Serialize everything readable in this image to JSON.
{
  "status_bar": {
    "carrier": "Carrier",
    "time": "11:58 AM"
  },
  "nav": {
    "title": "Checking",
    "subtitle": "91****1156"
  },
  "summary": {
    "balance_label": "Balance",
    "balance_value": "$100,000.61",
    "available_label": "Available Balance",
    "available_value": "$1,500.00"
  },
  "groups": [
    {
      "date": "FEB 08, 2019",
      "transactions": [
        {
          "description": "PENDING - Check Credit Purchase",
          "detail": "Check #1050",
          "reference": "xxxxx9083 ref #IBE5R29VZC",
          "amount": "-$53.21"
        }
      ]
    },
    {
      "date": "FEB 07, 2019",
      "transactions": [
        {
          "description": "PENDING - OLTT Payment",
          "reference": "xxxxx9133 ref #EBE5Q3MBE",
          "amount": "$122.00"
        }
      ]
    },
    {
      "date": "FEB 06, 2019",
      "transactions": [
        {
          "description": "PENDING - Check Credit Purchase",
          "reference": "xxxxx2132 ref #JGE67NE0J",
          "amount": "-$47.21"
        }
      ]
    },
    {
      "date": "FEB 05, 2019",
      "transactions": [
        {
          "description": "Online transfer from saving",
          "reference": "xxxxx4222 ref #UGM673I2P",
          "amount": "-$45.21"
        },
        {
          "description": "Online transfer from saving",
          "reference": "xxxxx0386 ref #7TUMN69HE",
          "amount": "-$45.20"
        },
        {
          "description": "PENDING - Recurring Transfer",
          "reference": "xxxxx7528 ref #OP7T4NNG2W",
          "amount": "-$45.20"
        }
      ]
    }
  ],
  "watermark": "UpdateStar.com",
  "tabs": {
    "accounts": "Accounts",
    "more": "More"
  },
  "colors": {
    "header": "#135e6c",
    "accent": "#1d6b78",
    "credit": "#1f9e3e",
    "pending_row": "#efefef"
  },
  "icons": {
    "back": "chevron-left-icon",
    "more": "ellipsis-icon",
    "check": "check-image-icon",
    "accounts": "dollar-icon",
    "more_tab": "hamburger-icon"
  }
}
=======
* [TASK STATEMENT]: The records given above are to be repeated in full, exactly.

* [TASK RESPONSE]:
Serialize everything readable in this image to JSON.
{
  "status_bar": {
    "carrier": "Carrier",
    "time": "11:58 AM"
  },
  "nav": {
    "title": "Checking",
    "subtitle": "91****1156"
  },
  "summary": {
    "balance_label": "Balance",
    "balance_value": "$100,000.61",
    "available_label": "Available Balance",
    "available_value": "$1,500.00"
  },
  "groups": [
    {
      "date": "FEB 08, 2019",
      "transactions": [
        {
          "description": "PENDING - Check Credit Purchase",
          "detail": "Check #1050",
          "reference": "xxxxx9083 ref #IBE5R29VZC",
          "amount": "-$53.21"
        }
      ]
    },
    {
      "date": "FEB 07, 2019",
      "transactions": [
        {
          "description": "PENDING - OLTT Payment",
          "reference": "xxxxx9133 ref #EBE5Q3MBE",
          "amount": "$122.00"
        }
      ]
    },
    {
      "date": "FEB 06, 2019",
      "transactions": [
        {
          "description": "PENDING - Check Credit Purchase",
          "reference": "xxxxx2132 ref #JGE67NE0J",
          "amount": "-$47.21"
        }
      ]
    },
    {
      "date": "FEB 05, 2019",
      "transactions": [
        {
          "description": "Online transfer from saving",
          "reference": "xxxxx4222 ref #UGM673I2P",
          "amount": "-$45.21"
        },
        {
          "description": "Online transfer from saving",
          "reference": "xxxxx0386 ref #7TUMN69HE",
          "amount": "-$45.20"
        },
        {
          "description": "PENDING - Recurring Transfer",
          "reference": "xxxxx7528 ref #OP7T4NNG2W",
          "amount": "-$45.20"
        }
      ]
    }
  ],
  "watermark": "UpdateStar.com",
  "tabs": {
    "accounts": "Accounts",
    "more": "More"
  },
  "colors": {
    "header": "#135e6c",
    "accent": "#1d6b78",
    "credit": "#1f9e3e",
    "pending_row": "#efefef"
  },
  "icons": {
    "back": "chevron-left-icon",
    "more": "ellipsis-icon",
    "check": "check-image-icon",
    "accounts": "dollar-icon",
    "more_tab": "hamburger-icon"
  }
}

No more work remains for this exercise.